Source records
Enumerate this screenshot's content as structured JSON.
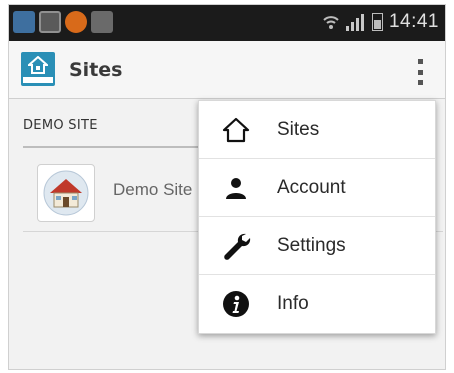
{
  "status_bar": {
    "time": "14:41",
    "icons": [
      "notification-icon",
      "sdcard-icon",
      "app-icon",
      "camera-icon",
      "wifi-icon",
      "signal-icon",
      "battery-icon"
    ]
  },
  "action_bar": {
    "title": "Sites",
    "logo_icon": "siemens-home-logo",
    "overflow_icon": "overflow-menu-icon"
  },
  "content": {
    "section_header": "DEMO SITE",
    "sites": [
      {
        "name": "Demo Site",
        "icon": "house-thumbnail"
      }
    ]
  },
  "menu": {
    "items": [
      {
        "label": "Sites",
        "icon": "home-icon"
      },
      {
        "label": "Account",
        "icon": "person-icon"
      },
      {
        "label": "Settings",
        "icon": "wrench-icon"
      },
      {
        "label": "Info",
        "icon": "info-icon"
      }
    ]
  },
  "colors": {
    "status_bar_bg": "#1b1b1b",
    "action_bar_bg": "#f6f6f6",
    "logo_blue": "#2a8fb6",
    "menu_bg": "#ffffff"
  }
}
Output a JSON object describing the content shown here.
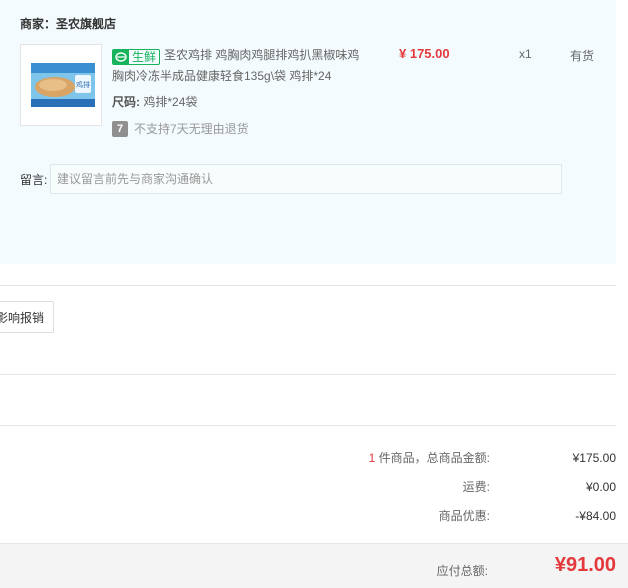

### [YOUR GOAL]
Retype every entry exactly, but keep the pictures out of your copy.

### [ANSWER TO THE EXERCISE]
Enumerate this screenshot's content as structured JSON.
{
  "status_bar": {
    "time": "14:41",
    "icons": [
      "notification-icon",
      "sdcard-icon",
      "app-icon",
      "camera-icon",
      "wifi-icon",
      "signal-icon",
      "battery-icon"
    ]
  },
  "action_bar": {
    "title": "Sites",
    "logo_icon": "siemens-home-logo",
    "overflow_icon": "overflow-menu-icon"
  },
  "content": {
    "section_header": "DEMO SITE",
    "sites": [
      {
        "name": "Demo Site",
        "icon": "house-thumbnail"
      }
    ]
  },
  "menu": {
    "items": [
      {
        "label": "Sites",
        "icon": "home-icon"
      },
      {
        "label": "Account",
        "icon": "person-icon"
      },
      {
        "label": "Settings",
        "icon": "wrench-icon"
      },
      {
        "label": "Info",
        "icon": "info-icon"
      }
    ]
  },
  "colors": {
    "status_bar_bg": "#1b1b1b",
    "action_bar_bg": "#f6f6f6",
    "logo_blue": "#2a8fb6",
    "menu_bg": "#ffffff"
  }
}
Output a JSON object describing the content shown here.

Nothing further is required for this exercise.